## Prompt
Without including any pictures, reproduce all the lines below word for word.

[Element data from apps and pages]
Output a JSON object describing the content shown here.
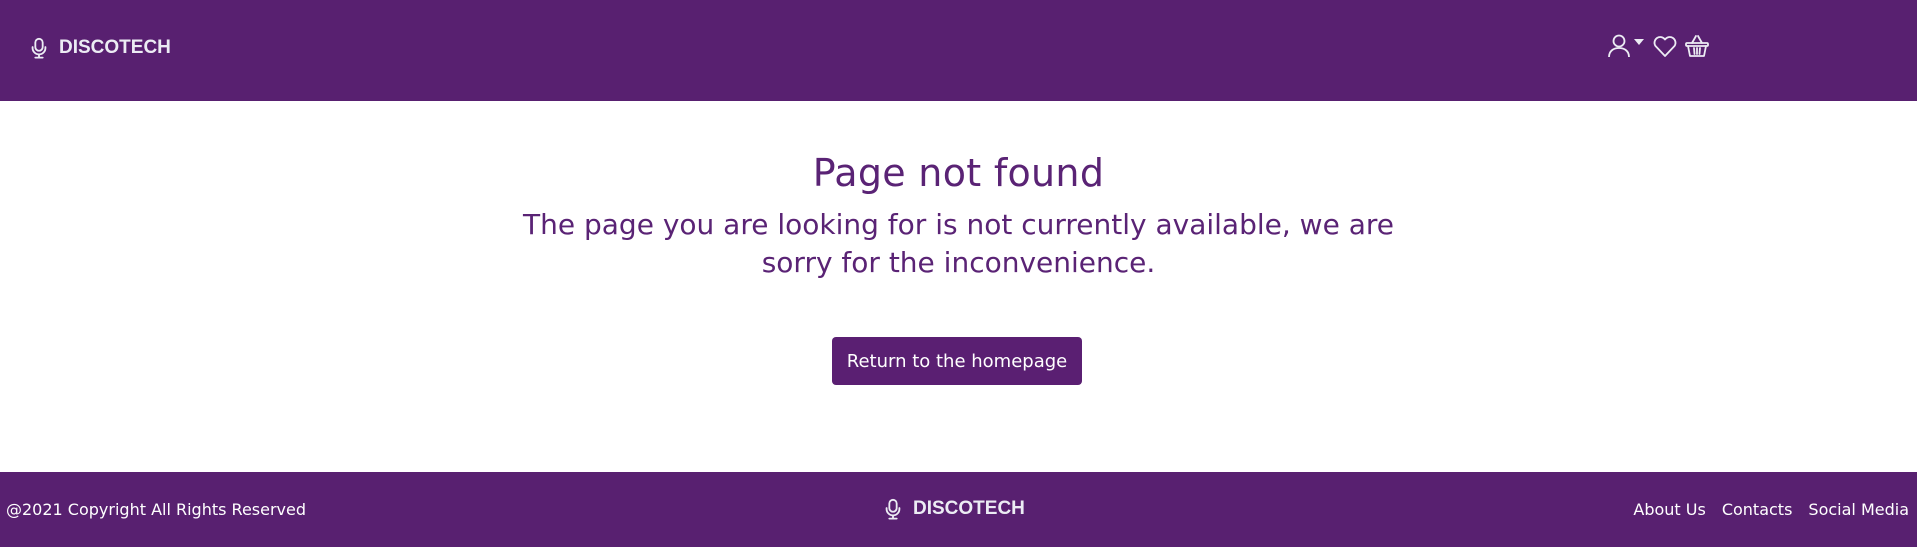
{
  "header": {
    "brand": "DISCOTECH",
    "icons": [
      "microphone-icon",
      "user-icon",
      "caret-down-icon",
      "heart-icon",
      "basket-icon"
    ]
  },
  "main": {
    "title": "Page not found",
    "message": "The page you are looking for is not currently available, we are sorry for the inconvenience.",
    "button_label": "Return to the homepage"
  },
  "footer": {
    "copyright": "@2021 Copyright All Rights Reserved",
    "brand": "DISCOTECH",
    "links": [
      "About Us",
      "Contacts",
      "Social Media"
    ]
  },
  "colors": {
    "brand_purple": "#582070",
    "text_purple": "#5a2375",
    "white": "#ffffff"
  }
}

## Answer below
Output a JSON object describing the content shown here.
{
  "header": {
    "brand": "DISCOTECH",
    "icons": [
      "microphone-icon",
      "user-icon",
      "caret-down-icon",
      "heart-icon",
      "basket-icon"
    ]
  },
  "main": {
    "title": "Page not found",
    "message": "The page you are looking for is not currently available, we are sorry for the inconvenience.",
    "button_label": "Return to the homepage"
  },
  "footer": {
    "copyright": "@2021 Copyright All Rights Reserved",
    "brand": "DISCOTECH",
    "links": [
      "About Us",
      "Contacts",
      "Social Media"
    ]
  },
  "colors": {
    "brand_purple": "#582070",
    "text_purple": "#5a2375",
    "white": "#ffffff"
  }
}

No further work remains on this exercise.